YOUR OBJECTIVE => Please repeat every entry, keeping each one exactly the same.

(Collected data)
----------

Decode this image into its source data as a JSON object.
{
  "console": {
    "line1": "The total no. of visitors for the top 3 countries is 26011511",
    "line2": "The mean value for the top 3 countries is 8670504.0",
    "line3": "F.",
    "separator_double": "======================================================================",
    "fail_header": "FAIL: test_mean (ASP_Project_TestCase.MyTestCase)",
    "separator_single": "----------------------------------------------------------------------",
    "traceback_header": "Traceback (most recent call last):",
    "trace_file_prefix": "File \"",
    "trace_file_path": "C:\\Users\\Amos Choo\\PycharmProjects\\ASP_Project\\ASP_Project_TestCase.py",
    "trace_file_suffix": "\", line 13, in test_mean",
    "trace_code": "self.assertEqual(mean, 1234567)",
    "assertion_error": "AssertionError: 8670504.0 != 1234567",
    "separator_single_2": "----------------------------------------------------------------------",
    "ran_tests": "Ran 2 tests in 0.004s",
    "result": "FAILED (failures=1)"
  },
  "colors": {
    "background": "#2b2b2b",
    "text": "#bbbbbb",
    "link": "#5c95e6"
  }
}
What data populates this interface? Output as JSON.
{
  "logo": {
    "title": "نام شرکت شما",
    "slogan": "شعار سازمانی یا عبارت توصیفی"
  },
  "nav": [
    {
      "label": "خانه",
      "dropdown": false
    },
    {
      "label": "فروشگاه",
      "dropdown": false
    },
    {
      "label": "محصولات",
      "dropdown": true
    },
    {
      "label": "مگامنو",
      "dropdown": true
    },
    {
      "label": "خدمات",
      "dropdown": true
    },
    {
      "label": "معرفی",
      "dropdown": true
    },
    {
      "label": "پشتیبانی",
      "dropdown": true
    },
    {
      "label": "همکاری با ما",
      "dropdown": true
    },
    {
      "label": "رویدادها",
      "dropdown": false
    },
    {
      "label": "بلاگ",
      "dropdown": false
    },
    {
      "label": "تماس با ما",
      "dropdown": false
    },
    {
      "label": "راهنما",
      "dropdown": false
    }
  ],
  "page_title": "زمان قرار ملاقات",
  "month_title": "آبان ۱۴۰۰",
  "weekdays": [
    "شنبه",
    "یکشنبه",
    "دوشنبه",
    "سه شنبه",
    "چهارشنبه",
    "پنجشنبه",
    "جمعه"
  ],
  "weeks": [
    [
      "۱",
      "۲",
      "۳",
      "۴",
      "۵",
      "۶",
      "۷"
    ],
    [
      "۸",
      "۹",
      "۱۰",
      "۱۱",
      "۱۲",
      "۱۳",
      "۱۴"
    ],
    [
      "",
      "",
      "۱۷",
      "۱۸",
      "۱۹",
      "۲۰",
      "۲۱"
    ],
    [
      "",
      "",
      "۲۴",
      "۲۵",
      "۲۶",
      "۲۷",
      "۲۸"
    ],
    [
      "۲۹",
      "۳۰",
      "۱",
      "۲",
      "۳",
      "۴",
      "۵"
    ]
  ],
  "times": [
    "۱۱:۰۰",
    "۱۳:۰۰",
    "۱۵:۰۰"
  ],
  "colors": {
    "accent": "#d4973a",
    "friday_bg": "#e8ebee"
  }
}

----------

RESPONSE TO THIS TASK =>
Decode this image into its source data as a JSON object.
{
  "console": {
    "line1": "The total no. of visitors for the top 3 countries is 26011511",
    "line2": "The mean value for the top 3 countries is 8670504.0",
    "line3": "F.",
    "separator_double": "======================================================================",
    "fail_header": "FAIL: test_mean (ASP_Project_TestCase.MyTestCase)",
    "separator_single": "----------------------------------------------------------------------",
    "traceback_header": "Traceback (most recent call last):",
    "trace_file_prefix": "File \"",
    "trace_file_path": "C:\\Users\\Amos Choo\\PycharmProjects\\ASP_Project\\ASP_Project_TestCase.py",
    "trace_file_suffix": "\", line 13, in test_mean",
    "trace_code": "self.assertEqual(mean, 1234567)",
    "assertion_error": "AssertionError: 8670504.0 != 1234567",
    "separator_single_2": "----------------------------------------------------------------------",
    "ran_tests": "Ran 2 tests in 0.004s",
    "result": "FAILED (failures=1)"
  },
  "colors": {
    "background": "#2b2b2b",
    "text": "#bbbbbb",
    "link": "#5c95e6"
  }
}
What data populates this interface? Output as JSON.
{
  "logo": {
    "title": "نام شرکت شما",
    "slogan": "شعار سازمانی یا عبارت توصیفی"
  },
  "nav": [
    {
      "label": "خانه",
      "dropdown": false
    },
    {
      "label": "فروشگاه",
      "dropdown": false
    },
    {
      "label": "محصولات",
      "dropdown": true
    },
    {
      "label": "مگامنو",
      "dropdown": true
    },
    {
      "label": "خدمات",
      "dropdown": true
    },
    {
      "label": "معرفی",
      "dropdown": true
    },
    {
      "label": "پشتیبانی",
      "dropdown": true
    },
    {
      "label": "همکاری با ما",
      "dropdown": true
    },
    {
      "label": "رویدادها",
      "dropdown": false
    },
    {
      "label": "بلاگ",
      "dropdown": false
    },
    {
      "label": "تماس با ما",
      "dropdown": false
    },
    {
      "label": "راهنما",
      "dropdown": false
    }
  ],
  "page_title": "زمان قرار ملاقات",
  "month_title": "آبان ۱۴۰۰",
  "weekdays": [
    "شنبه",
    "یکشنبه",
    "دوشنبه",
    "سه شنبه",
    "چهارشنبه",
    "پنجشنبه",
    "جمعه"
  ],
  "weeks": [
    [
      "۱",
      "۲",
      "۳",
      "۴",
      "۵",
      "۶",
      "۷"
    ],
    [
      "۸",
      "۹",
      "۱۰",
      "۱۱",
      "۱۲",
      "۱۳",
      "۱۴"
    ],
    [
      "",
      "",
      "۱۷",
      "۱۸",
      "۱۹",
      "۲۰",
      "۲۱"
    ],
    [
      "",
      "",
      "۲۴",
      "۲۵",
      "۲۶",
      "۲۷",
      "۲۸"
    ],
    [
      "۲۹",
      "۳۰",
      "۱",
      "۲",
      "۳",
      "۴",
      "۵"
    ]
  ],
  "times": [
    "۱۱:۰۰",
    "۱۳:۰۰",
    "۱۵:۰۰"
  ],
  "colors": {
    "accent": "#d4973a",
    "friday_bg": "#e8ebee"
  }
}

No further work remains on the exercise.